e triplet, failing to clear, wavered and swung, and crashed over and along the track too. All three machines and six men were involved in one complicated smash.
Everybody rushed across the grass, the trainer first. Then the cause of the disaster was seen. Lying on its side on the track, with men and bicycles piled over and against it, was one of the green painted light iron garden-chairs that had been standing in the enclosure. The triplet men were struggling to their feet, and though much cut and shaken, seemed the least hurt of the lot. One of the men of the tandem was insensible, and Gillett, who from his position had got all the worst of it, lay senseless too, badly cut and bruised, and his left arm was broken.
The trainer was cursing and tearing his hair. "If I knew; who'd done this," Stedman cried, "I'd pulp him with that chair!"
"Oh, that betting, that betting!" wailed Mr. Mallows, hopping about distractedly; "see what it leads people into doing!
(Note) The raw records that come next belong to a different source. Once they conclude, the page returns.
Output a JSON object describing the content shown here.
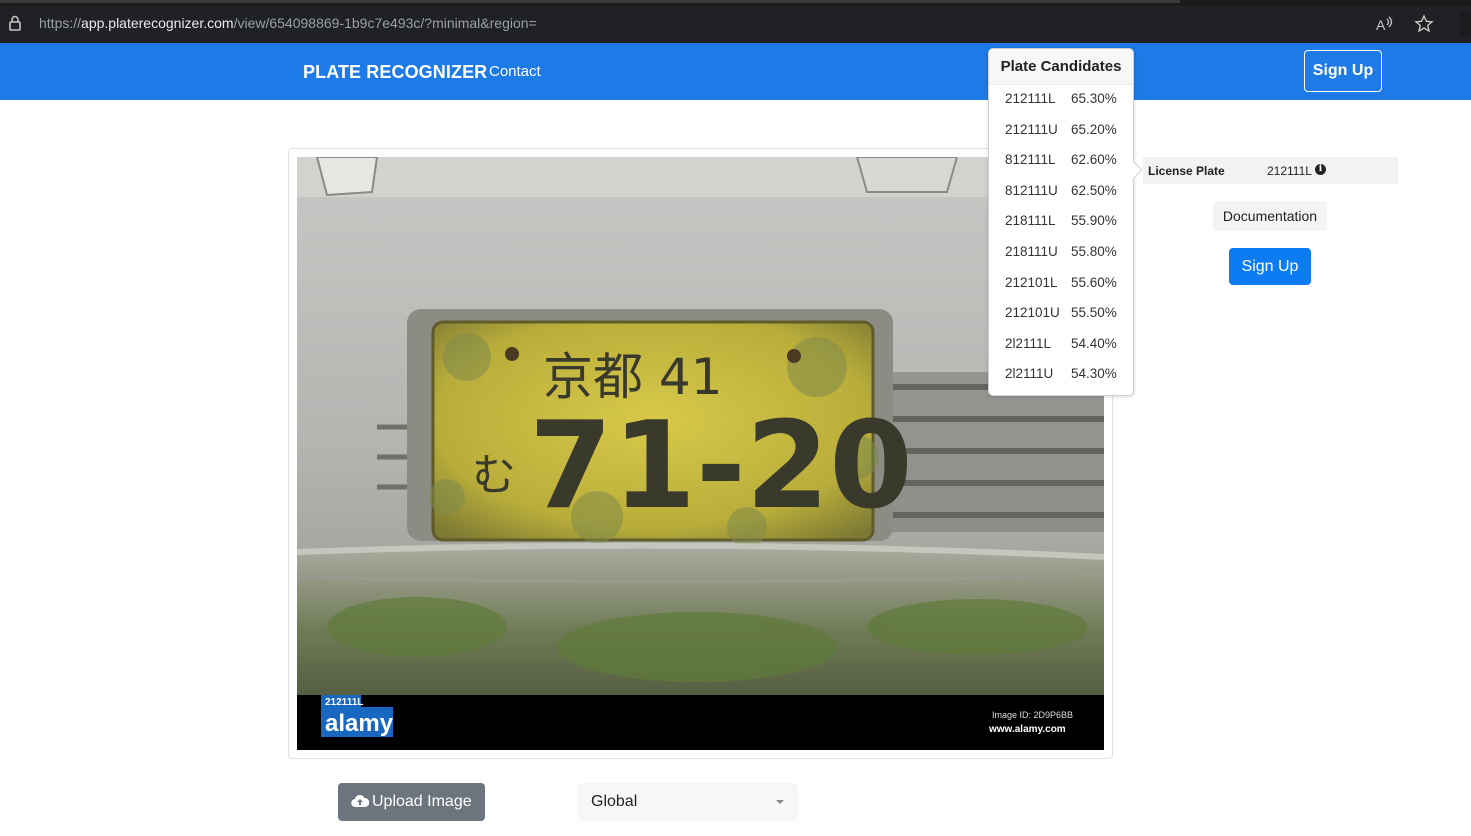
{
  "browser": {
    "url_prefix": "https://",
    "url_host": "app.platerecognizer.com",
    "url_path": "/view/654098869-1b9c7e493c/?minimal&region="
  },
  "navbar": {
    "brand": "PLATE RECOGNIZER",
    "contact": "Contact",
    "signup": "Sign Up"
  },
  "photo": {
    "plate_text_top": "京都 41",
    "plate_text_main": "71-20",
    "plate_prefix": "む",
    "badge_label": "212111L",
    "watermark_brand": "alamy",
    "image_id": "Image ID: 2D9P6BB",
    "site": "www.alamy.com"
  },
  "candidates": {
    "title": "Plate Candidates",
    "items": [
      {
        "plate": "212111L",
        "score": "65.30%"
      },
      {
        "plate": "212111U",
        "score": "65.20%"
      },
      {
        "plate": "812111L",
        "score": "62.60%"
      },
      {
        "plate": "812111U",
        "score": "62.50%"
      },
      {
        "plate": "218111L",
        "score": "55.90%"
      },
      {
        "plate": "218111U",
        "score": "55.80%"
      },
      {
        "plate": "212101L",
        "score": "55.60%"
      },
      {
        "plate": "212101U",
        "score": "55.50%"
      },
      {
        "plate": "2l2111L",
        "score": "54.40%"
      },
      {
        "plate": "2l2111U",
        "score": "54.30%"
      }
    ]
  },
  "result": {
    "label": "License Plate",
    "value": "212111L",
    "info_icon": "i"
  },
  "sidebar": {
    "documentation": "Documentation",
    "signup": "Sign Up"
  },
  "controls": {
    "upload": "Upload Image",
    "region": "Global"
  }
}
It can't have been an acci
A short story about morality in business. As timely today as over a century ago.